**Problem requirements:** The answer must be every entry, given again word for word.

**Data:**
* * * *

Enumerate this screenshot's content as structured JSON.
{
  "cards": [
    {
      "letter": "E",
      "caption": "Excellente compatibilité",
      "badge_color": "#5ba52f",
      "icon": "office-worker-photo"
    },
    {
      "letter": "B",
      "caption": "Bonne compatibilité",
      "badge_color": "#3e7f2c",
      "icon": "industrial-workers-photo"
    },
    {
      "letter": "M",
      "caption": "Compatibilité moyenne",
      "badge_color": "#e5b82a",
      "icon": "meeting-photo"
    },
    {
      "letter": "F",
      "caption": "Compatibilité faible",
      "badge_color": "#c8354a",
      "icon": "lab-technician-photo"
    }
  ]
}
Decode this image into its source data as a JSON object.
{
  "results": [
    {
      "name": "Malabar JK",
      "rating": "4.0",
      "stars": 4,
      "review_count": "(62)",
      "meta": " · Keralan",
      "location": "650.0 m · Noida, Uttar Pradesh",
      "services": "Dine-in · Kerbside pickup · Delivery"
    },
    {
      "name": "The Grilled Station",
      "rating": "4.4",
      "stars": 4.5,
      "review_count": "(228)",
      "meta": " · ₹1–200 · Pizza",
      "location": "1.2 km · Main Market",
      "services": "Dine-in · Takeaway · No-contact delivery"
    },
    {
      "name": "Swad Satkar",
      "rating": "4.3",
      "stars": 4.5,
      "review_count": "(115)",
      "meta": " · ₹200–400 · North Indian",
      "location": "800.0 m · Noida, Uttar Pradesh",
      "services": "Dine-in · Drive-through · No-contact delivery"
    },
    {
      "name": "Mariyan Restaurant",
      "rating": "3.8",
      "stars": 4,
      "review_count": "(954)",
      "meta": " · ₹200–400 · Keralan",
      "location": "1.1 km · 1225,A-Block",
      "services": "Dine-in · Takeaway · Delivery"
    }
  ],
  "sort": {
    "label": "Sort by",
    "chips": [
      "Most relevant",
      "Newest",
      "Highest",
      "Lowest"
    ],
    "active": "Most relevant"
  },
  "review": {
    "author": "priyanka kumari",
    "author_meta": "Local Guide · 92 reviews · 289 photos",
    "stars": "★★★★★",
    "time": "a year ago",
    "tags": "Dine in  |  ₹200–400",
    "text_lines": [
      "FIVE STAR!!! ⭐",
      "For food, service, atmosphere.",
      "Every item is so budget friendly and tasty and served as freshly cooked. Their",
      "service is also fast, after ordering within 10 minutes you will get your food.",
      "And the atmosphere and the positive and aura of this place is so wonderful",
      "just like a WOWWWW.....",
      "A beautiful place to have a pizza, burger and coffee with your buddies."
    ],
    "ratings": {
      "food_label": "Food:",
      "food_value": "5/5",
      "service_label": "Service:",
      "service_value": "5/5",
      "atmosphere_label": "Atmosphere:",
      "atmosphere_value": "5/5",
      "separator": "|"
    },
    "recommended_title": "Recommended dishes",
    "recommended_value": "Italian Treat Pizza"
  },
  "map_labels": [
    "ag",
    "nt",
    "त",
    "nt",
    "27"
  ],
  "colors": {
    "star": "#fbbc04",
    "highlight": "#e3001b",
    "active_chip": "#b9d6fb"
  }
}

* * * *

**Expected output:**
Enumerate this screenshot's content as structured JSON.
{
  "cards": [
    {
      "letter": "E",
      "caption": "Excellente compatibilité",
      "badge_color": "#5ba52f",
      "icon": "office-worker-photo"
    },
    {
      "letter": "B",
      "caption": "Bonne compatibilité",
      "badge_color": "#3e7f2c",
      "icon": "industrial-workers-photo"
    },
    {
      "letter": "M",
      "caption": "Compatibilité moyenne",
      "badge_color": "#e5b82a",
      "icon": "meeting-photo"
    },
    {
      "letter": "F",
      "caption": "Compatibilité faible",
      "badge_color": "#c8354a",
      "icon": "lab-technician-photo"
    }
  ]
}
Decode this image into its source data as a JSON object.
{
  "results": [
    {
      "name": "Malabar JK",
      "rating": "4.0",
      "stars": 4,
      "review_count": "(62)",
      "meta": " · Keralan",
      "location": "650.0 m · Noida, Uttar Pradesh",
      "services": "Dine-in · Kerbside pickup · Delivery"
    },
    {
      "name": "The Grilled Station",
      "rating": "4.4",
      "stars": 4.5,
      "review_count": "(228)",
      "meta": " · ₹1–200 · Pizza",
      "location": "1.2 km · Main Market",
      "services": "Dine-in · Takeaway · No-contact delivery"
    },
    {
      "name": "Swad Satkar",
      "rating": "4.3",
      "stars": 4.5,
      "review_count": "(115)",
      "meta": " · ₹200–400 · North Indian",
      "location": "800.0 m · Noida, Uttar Pradesh",
      "services": "Dine-in · Drive-through · No-contact delivery"
    },
    {
      "name": "Mariyan Restaurant",
      "rating": "3.8",
      "stars": 4,
      "review_count": "(954)",
      "meta": " · ₹200–400 · Keralan",
      "location": "1.1 km · 1225,A-Block",
      "services": "Dine-in · Takeaway · Delivery"
    }
  ],
  "sort": {
    "label": "Sort by",
    "chips": [
      "Most relevant",
      "Newest",
      "Highest",
      "Lowest"
    ],
    "active": "Most relevant"
  },
  "review": {
    "author": "priyanka kumari",
    "author_meta": "Local Guide · 92 reviews · 289 photos",
    "stars": "★★★★★",
    "time": "a year ago",
    "tags": "Dine in  |  ₹200–400",
    "text_lines": [
      "FIVE STAR!!! ⭐",
      "For food, service, atmosphere.",
      "Every item is so budget friendly and tasty and served as freshly cooked. Their",
      "service is also fast, after ordering within 10 minutes you will get your food.",
      "And the atmosphere and the positive and aura of this place is so wonderful",
      "just like a WOWWWW.....",
      "A beautiful place to have a pizza, burger and coffee with your buddies."
    ],
    "ratings": {
      "food_label": "Food:",
      "food_value": "5/5",
      "service_label": "Service:",
      "service_value": "5/5",
      "atmosphere_label": "Atmosphere:",
      "atmosphere_value": "5/5",
      "separator": "|"
    },
    "recommended_title": "Recommended dishes",
    "recommended_value": "Italian Treat Pizza"
  },
  "map_labels": [
    "ag",
    "nt",
    "त",
    "nt",
    "27"
  ],
  "colors": {
    "star": "#fbbc04",
    "highlight": "#e3001b",
    "active_chip": "#b9d6fb"
  }
}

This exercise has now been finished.